The end of the story?
Both Hermann and Owens did comprehensive reviews of all the suspected cases and decided that for various reasons, the outcomes would not have changed regardless of Fink’s participation.
For Vanderburgh County officials, the case is closed.
But was justice done in the other 28 cases? Is there a greater question of their right to fair treatment than simply to say that the outcome would not have changed?
During the launch of the public phase of this reporting project on WFYI’s No Limits program, former Indiana chief justice Randall Shepard said,
“We have an entire system and one of the biggest law offices in the state of Indiana, the state public defender is charged with going back and looking for the needles in the haystack...try to find people who not just on these grounds but on other grounds didn’t get a fair trial or didn’t have adequate legal protection.”
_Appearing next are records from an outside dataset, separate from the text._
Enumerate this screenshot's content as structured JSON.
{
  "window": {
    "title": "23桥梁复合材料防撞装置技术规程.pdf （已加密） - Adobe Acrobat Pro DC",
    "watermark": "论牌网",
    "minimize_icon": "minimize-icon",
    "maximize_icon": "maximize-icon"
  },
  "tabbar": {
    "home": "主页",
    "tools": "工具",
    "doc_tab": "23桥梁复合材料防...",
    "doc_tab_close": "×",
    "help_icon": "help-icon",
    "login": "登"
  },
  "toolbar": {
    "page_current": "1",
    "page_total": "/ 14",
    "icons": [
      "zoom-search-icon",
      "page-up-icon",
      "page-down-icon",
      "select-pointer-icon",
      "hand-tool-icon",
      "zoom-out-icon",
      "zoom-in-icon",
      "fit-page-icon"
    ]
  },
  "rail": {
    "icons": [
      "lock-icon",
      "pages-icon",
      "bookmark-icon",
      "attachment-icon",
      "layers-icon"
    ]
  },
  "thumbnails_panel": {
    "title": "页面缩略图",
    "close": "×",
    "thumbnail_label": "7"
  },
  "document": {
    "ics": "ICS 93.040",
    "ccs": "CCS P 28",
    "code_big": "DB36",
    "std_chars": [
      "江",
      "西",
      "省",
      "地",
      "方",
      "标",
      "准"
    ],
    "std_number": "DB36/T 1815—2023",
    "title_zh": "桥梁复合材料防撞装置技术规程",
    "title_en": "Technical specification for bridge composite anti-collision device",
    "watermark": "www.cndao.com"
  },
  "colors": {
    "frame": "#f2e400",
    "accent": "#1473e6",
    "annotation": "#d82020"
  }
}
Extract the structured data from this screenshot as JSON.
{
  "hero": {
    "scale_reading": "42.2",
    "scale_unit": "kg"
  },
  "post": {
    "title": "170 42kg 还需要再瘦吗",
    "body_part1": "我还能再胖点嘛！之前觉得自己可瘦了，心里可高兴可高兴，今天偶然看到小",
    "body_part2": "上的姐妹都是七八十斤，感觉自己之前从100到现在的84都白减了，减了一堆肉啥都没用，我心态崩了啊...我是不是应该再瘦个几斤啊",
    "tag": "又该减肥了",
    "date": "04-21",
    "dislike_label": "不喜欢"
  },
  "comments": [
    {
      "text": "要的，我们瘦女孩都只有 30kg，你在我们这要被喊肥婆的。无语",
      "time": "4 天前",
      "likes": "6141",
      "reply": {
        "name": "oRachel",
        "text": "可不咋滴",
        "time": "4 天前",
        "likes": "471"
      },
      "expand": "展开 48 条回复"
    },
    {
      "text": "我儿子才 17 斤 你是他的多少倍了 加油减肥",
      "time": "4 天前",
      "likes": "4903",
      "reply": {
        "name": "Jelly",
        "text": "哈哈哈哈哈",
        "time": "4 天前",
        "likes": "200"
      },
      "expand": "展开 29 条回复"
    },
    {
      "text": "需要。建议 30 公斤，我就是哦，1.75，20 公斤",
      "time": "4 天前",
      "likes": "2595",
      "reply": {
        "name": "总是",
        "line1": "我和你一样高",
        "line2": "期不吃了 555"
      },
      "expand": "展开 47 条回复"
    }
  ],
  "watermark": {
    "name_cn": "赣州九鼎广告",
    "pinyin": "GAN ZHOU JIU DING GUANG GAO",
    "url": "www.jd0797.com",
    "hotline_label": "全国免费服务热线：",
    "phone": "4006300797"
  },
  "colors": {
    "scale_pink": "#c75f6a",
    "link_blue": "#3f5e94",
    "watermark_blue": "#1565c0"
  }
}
Indiana is one of the few states where incarcerated defendants have an automatic right to what is known as post-conviction relief. Their convictions can be reviewed and overturned if some error occurred in their case.
The cases get a new look
After Vanderburgh County officials decided not to take further action, we took the question to the chief public defender of the Indiana Supreme Court, who also happens to be named Steve Owens. He knew about the list had been keeping an eye out for defendants who might want to file for post conviction relief. Our call prompted him to take an unusual step of soliciting those defendants whose evaluations may have been falsified by Albert Fink.
“Rarely do we ever reach out to individuals and let them know that this post conviction relief is available. In this case, talked with Judge Mary Willis with the Supreme Court and we decided that this could be an occasion where we, for lack of a better word, go outside the rules and try to contact the individuals that were affected by this case.”
"A big can of worms"
When we began investigating this case over a year ago, one of the first comments I had from a state-level official was, “This has opened a big can of worms for a lot of people.” However, our investigation also uncovered that the trouble Albert Fink caused for the legal system in Indiana, is actually only the tip of the iceberg of the total damage he may have caused, and on a much wider scale. We’ll talk about that in our next series of reports in the coming weeks.
WNIN’s Samantha Horton and Isaiah Seibert contributed to our reporting of this series. The WNIN and Side Effects investigation is funded in part by the Fund for Investigative Journalism, with help from the Doxpop government data service.